In another part of Delhi, at the Delhi Sarai Rohilla Station, the Mussoorie Express is being cleaned at a washing line. A middle-aged person is shouting at a group of people to clean the train properly. When asked why they don’t have any protective gear, he says that it is provided to them by their supervisor but they don’t use it. He makes all effort to pin the blame on the supervisor and the workers, but reveals only his designation after I insist. He tells me that he is a Senior Section Engineer (SSE) and I am given the contact details of Sonveer, the supervisor.
Sonveer Singh tells me that only the people on the washing line are given boots. When I tell him that I am standing at the washing line and that I see no boots, he says, “Baar baar chadhega, utarega, bhari-bhari kya pahnega? (They have to climb and get down several times.
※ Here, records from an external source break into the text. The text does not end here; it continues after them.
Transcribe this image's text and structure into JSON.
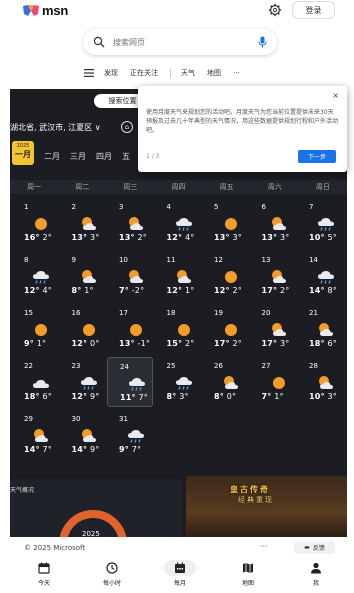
{
  "header": {
    "logo_text": "msn",
    "login_label": "登录"
  },
  "search": {
    "placeholder": "搜索网页"
  },
  "nav": {
    "items": [
      "发现",
      "正在关注",
      "天气",
      "地图",
      "···"
    ]
  },
  "calendar": {
    "location_button": "搜索位置",
    "location": "湖北省, 武汉市, 江夏区",
    "location_caret": "∨",
    "year_badge_year": "2025",
    "year_badge_month": "一月",
    "months": [
      "二月",
      "三月",
      "四月",
      "五"
    ],
    "weekdays": [
      "周一",
      "周二",
      "周三",
      "周四",
      "周五",
      "周六",
      "周日"
    ],
    "days": [
      {
        "d": "1",
        "hi": "16°",
        "lo": "2°",
        "icon": "sun"
      },
      {
        "d": "2",
        "hi": "13°",
        "lo": "3°",
        "icon": "sun-cloud"
      },
      {
        "d": "3",
        "hi": "13°",
        "lo": "2°",
        "icon": "sun-cloud"
      },
      {
        "d": "4",
        "hi": "12°",
        "lo": "4°",
        "icon": "cloud-rain"
      },
      {
        "d": "5",
        "hi": "13°",
        "lo": "3°",
        "icon": "sun"
      },
      {
        "d": "6",
        "hi": "13°",
        "lo": "3°",
        "icon": "sun-cloud"
      },
      {
        "d": "7",
        "hi": "10°",
        "lo": "5°",
        "icon": "cloud-rain"
      },
      {
        "d": "8",
        "hi": "12°",
        "lo": "4°",
        "icon": "cloud-rain"
      },
      {
        "d": "9",
        "hi": "8°",
        "lo": "1°",
        "icon": "sun-cloud"
      },
      {
        "d": "10",
        "hi": "7°",
        "lo": "-2°",
        "icon": "sun-cloud"
      },
      {
        "d": "11",
        "hi": "12°",
        "lo": "1°",
        "icon": "sun-cloud"
      },
      {
        "d": "12",
        "hi": "12°",
        "lo": "2°",
        "icon": "sun"
      },
      {
        "d": "13",
        "hi": "17°",
        "lo": "2°",
        "icon": "sun-cloud"
      },
      {
        "d": "14",
        "hi": "14°",
        "lo": "8°",
        "icon": "cloud-rain"
      },
      {
        "d": "15",
        "hi": "9°",
        "lo": "1°",
        "icon": "sun"
      },
      {
        "d": "16",
        "hi": "12°",
        "lo": "0°",
        "icon": "sun"
      },
      {
        "d": "17",
        "hi": "13°",
        "lo": "-1°",
        "icon": "sun"
      },
      {
        "d": "18",
        "hi": "15°",
        "lo": "2°",
        "icon": "sun"
      },
      {
        "d": "19",
        "hi": "17°",
        "lo": "2°",
        "icon": "sun"
      },
      {
        "d": "20",
        "hi": "17°",
        "lo": "3°",
        "icon": "sun-cloud"
      },
      {
        "d": "21",
        "hi": "18°",
        "lo": "6°",
        "icon": "sun-cloud"
      },
      {
        "d": "22",
        "hi": "18°",
        "lo": "6°",
        "icon": "cloud"
      },
      {
        "d": "23",
        "hi": "12°",
        "lo": "9°",
        "icon": "cloud-rain"
      },
      {
        "d": "24",
        "hi": "11°",
        "lo": "7°",
        "icon": "cloud-rain",
        "today": true
      },
      {
        "d": "25",
        "hi": "8°",
        "lo": "3°",
        "icon": "cloud-rain"
      },
      {
        "d": "26",
        "hi": "8°",
        "lo": "0°",
        "icon": "sun-cloud"
      },
      {
        "d": "27",
        "hi": "7°",
        "lo": "1°",
        "icon": "sun"
      },
      {
        "d": "28",
        "hi": "10°",
        "lo": "3°",
        "icon": "sun-cloud"
      },
      {
        "d": "29",
        "hi": "14°",
        "lo": "7°",
        "icon": "sun-cloud"
      },
      {
        "d": "30",
        "hi": "14°",
        "lo": "9°",
        "icon": "sun-cloud"
      },
      {
        "d": "31",
        "hi": "9°",
        "lo": "7°",
        "icon": "cloud-rain"
      }
    ],
    "section_title": "天气概况",
    "donut_year": "2025"
  },
  "ad": {
    "title": "皇古传奇",
    "subtitle": "经典重现"
  },
  "popup": {
    "close": "×",
    "text": "使用月度天气来规划您的活动吧。月度天气为您当前位置提供未来30天预报及过去几十年典型的天气情况，用这些数据提供规划行程和户外活动吧。",
    "pager": "1 / 3",
    "next": "下一步"
  },
  "footer": {
    "copyright": "© 2025 Microsoft",
    "dots": "···",
    "feedback": "反馈"
  },
  "tabbar": {
    "tabs": [
      {
        "label": "今天",
        "icon": "calendar-today-icon"
      },
      {
        "label": "每小时",
        "icon": "clock-icon"
      },
      {
        "label": "每月",
        "icon": "calendar-month-icon",
        "active": true
      },
      {
        "label": "地图",
        "icon": "map-icon"
      },
      {
        "label": "我",
        "icon": "person-icon"
      }
    ]
  },
  "colors": {
    "dark_bg": "#1b1d22",
    "accent": "#1a73e8",
    "badge": "#f4c430",
    "sun": "#f59b2a"
  }
}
Why will they wear heavy boots?)” When I ask him whether he gives them any protective gear at all, he denies being their supervisor and tells me that he will send the supervisors to the place shortly.
Activists at the Safai Karmachari Andolan (SKA) have been fighting against manual scavenging and sewerage deaths for decades now and have seen little result. At their offices, they have thick folders of over a thousand deaths since 2010 across states, with FIRs, post-mortem reports, and other documentation for each death. Bezwada Wilson, one of the founders of SKA, says that they have finally been able to build a network to be able to document most of the deaths, but they have not yet been able to get the politicians to work. “Does this country have a plan?” he asks, as there have been three more deaths in a single day at a sewage treatment plant in Agra.
In a letter to the President in March this year, Wilson highlighted the 2014 Supreme Court judgment that orders a time-bound strategy to be developed by the railways to end manual scavenging on the tracks, and makes entering sewer lines without safety gears a crime even in emergency situations, among other things.
In another letter, which the SKA sent to over 200 MPs during the week that the parliament was discussing their ‘commitment to Constitution’ this year, Wilson says that until “we are able to prevent the entry of human beings into the sewer and protect the rights of manual scavengers to life, dignity and equality, besides providing compensation for every death in sewer since 1993, we will be continuing to violate the Constitution. Until then, these kind of parliamentary actions of holding discussions on ‘commitment to the Constitution’ to mark the birth anniversary of Dr. B. R. Ambedkar are just empty rhetoric devoid of all meaning and purpose.” He suggests that the parliamentarians should suspend all work in both Houses and address the issue of sewerage deaths immediately.
To find out whether the National Commission for Safai Karamcharis (a monitoring body constituted by the 2013 Act) at least had taken any action in the recent deaths in the sewers and whether it had performed its constitutional duty of monitoring the survey, YKA made several calls and even sent a questionnaire (when asked) but received no response.
At the Sarai Rohilla Station, I find a lone man cleaning the dirty rail tracks. Sagar, who is from Salem, is sometimes also sent into a sewer if it is clogged. His father, who was a scrap-dealer in Mumbai, died early and Sagar did not get any education. He has two daughters who clean utensils and houses in Ooty, Tamil Nadu. They too could not get any education. The Manual Scavenging Act passed by the parliament and the missing survey that proclaims to fix the issue are, as of now, just empty words and nonexistent for people like him.
Sagar has to live with the ugly truth of cleanliness drives. “Pet ke liye karna padta hai (I have to do it for food).”